in it there resides a beauty
that has no spot;
in it exists a peacefulness that knows no fear.
How blessed is that person
accounted worthy to receive it,
if not by right,
yet at least by grace;
if not because of good works,
yet at least through mercy.

(Hymn V, 12)

Around the trees the air is limpid
as the saints recline;
below them are blossoms,
above them is fruit;
fruits serve as their sky,
flowers as their earth.
Who has ever heard of
or seen
a cloud of fruits providing shade
for the head,
or a garment of flowers
spread out beneath the feat?

(Hymn IX, 5)

In His justice He gave
abundant comfort to the animals;
they do not feel shame for adultery,
nor guilt for stealing;
without being ashamed
they pursue every comfort they encounter,
for they are above
care and shame;
the satisfaction of their desires
is sufficient to please them.
Because they have no resurrection,
neither are they subject to blame.

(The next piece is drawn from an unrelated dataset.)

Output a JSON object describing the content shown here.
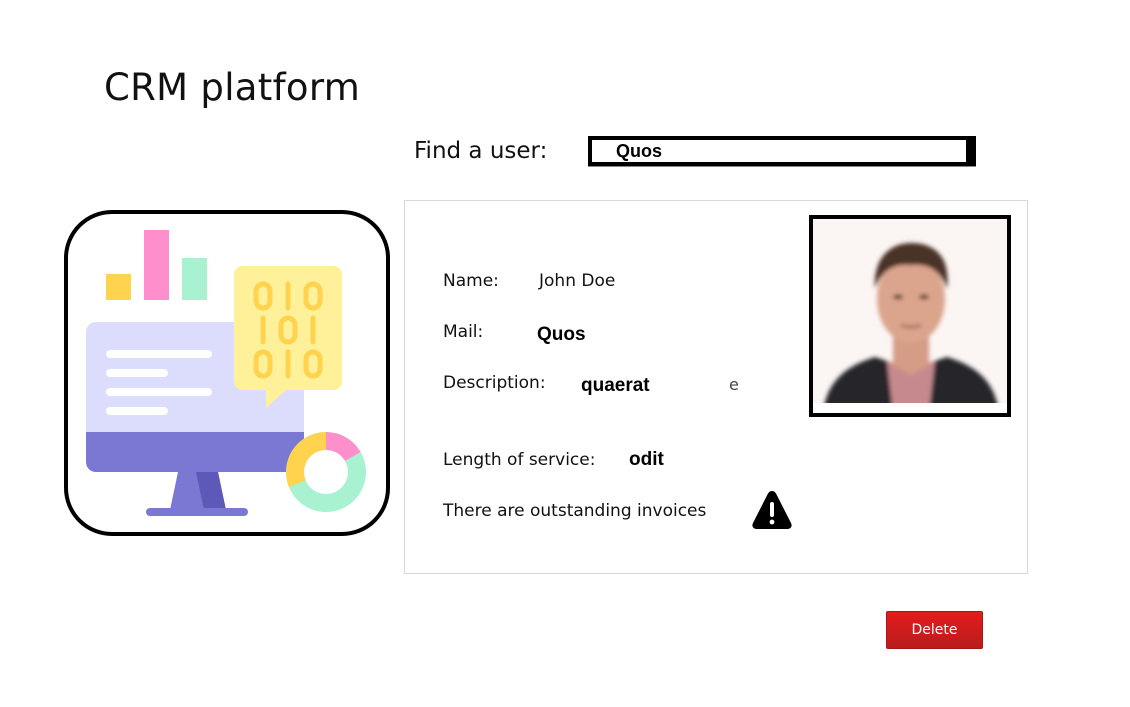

The fool, who is unwilling to realize
his honorable state
prefers to become just an animal,
rather than a man,
so that, without incurring judgment,
he may serve naught but his lusts.
But had there been sown in animals
just a little
of the sense of discernment,
then long ago would the wild asses have lamented
and wept at their not
having been human.

(Hymn XII, 19-20)

I highly recommend this translation of the Hymns On Paradise. It’s available from St. Vladamir’s Seminary Press and also on

A previous essay related to St. Ephrem of Syria, "The Way of Humility," has also been posted on Symeon's Journal.

Copyright © 2006 by Dana S. Kees. Photo by Dana S. Kees. The selections from the hymns are from Hymns on Paradise by St. Ephrem the Syrian, Introduction and Translation by Sebastian Brock (Crestwood, NY: SVS Press), 1990. ISBN 0-88141-076-4 .